== Given records

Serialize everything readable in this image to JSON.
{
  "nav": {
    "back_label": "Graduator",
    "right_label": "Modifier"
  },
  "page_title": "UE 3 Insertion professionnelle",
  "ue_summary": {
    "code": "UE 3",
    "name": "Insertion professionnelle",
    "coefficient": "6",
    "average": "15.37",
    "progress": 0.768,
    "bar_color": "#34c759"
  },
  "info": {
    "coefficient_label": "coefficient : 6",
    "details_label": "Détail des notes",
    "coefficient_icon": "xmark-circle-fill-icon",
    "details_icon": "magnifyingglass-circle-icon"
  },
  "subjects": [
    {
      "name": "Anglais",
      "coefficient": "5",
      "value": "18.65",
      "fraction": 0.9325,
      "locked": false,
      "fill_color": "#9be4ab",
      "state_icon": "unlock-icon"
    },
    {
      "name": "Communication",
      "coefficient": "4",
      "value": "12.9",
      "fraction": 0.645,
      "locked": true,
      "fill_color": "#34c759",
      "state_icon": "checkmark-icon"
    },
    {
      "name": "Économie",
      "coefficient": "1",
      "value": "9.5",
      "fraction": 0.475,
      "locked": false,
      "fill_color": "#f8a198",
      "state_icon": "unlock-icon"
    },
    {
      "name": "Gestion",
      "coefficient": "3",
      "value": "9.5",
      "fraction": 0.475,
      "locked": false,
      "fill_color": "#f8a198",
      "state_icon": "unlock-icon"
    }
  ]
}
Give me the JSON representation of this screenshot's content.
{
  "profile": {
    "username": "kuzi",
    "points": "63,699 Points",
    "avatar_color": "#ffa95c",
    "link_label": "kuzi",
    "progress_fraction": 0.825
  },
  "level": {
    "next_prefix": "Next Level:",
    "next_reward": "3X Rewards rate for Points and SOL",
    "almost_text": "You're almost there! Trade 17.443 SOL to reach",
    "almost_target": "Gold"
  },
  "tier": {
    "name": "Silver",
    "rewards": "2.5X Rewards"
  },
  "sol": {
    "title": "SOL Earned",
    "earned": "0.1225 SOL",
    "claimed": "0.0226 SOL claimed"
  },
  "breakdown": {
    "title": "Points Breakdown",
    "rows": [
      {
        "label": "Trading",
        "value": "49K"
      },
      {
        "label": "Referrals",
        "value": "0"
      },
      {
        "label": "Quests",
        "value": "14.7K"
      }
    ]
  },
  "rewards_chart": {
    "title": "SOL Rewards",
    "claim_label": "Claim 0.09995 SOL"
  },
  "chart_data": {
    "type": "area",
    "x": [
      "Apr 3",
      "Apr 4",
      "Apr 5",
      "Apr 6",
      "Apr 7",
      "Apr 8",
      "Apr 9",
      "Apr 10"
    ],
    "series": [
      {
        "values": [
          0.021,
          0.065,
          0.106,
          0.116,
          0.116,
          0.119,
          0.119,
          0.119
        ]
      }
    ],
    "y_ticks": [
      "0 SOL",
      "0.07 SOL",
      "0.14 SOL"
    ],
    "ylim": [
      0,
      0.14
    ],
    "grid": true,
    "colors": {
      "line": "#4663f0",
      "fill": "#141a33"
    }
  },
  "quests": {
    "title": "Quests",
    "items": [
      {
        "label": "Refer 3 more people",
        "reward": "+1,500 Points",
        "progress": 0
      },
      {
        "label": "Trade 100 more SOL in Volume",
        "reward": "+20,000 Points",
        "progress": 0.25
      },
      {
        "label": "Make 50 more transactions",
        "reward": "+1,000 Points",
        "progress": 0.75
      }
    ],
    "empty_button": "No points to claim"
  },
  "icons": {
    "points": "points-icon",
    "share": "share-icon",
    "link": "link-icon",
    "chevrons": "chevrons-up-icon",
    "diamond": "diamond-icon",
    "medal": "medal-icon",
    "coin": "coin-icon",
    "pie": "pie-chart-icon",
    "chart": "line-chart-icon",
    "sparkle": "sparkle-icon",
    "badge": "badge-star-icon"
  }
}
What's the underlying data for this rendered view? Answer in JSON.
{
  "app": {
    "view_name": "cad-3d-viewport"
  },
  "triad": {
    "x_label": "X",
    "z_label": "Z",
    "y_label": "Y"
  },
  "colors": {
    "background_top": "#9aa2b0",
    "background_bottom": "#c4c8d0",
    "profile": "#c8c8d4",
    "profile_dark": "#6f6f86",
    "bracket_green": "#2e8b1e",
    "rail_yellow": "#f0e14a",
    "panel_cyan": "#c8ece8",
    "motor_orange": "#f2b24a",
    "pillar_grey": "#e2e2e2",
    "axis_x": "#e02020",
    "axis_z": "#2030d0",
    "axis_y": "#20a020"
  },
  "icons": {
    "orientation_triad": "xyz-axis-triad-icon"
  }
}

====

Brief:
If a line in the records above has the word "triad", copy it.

Completed exercise:
  "triad": {
    "orientation_triad": "xyz-axis-triad-icon"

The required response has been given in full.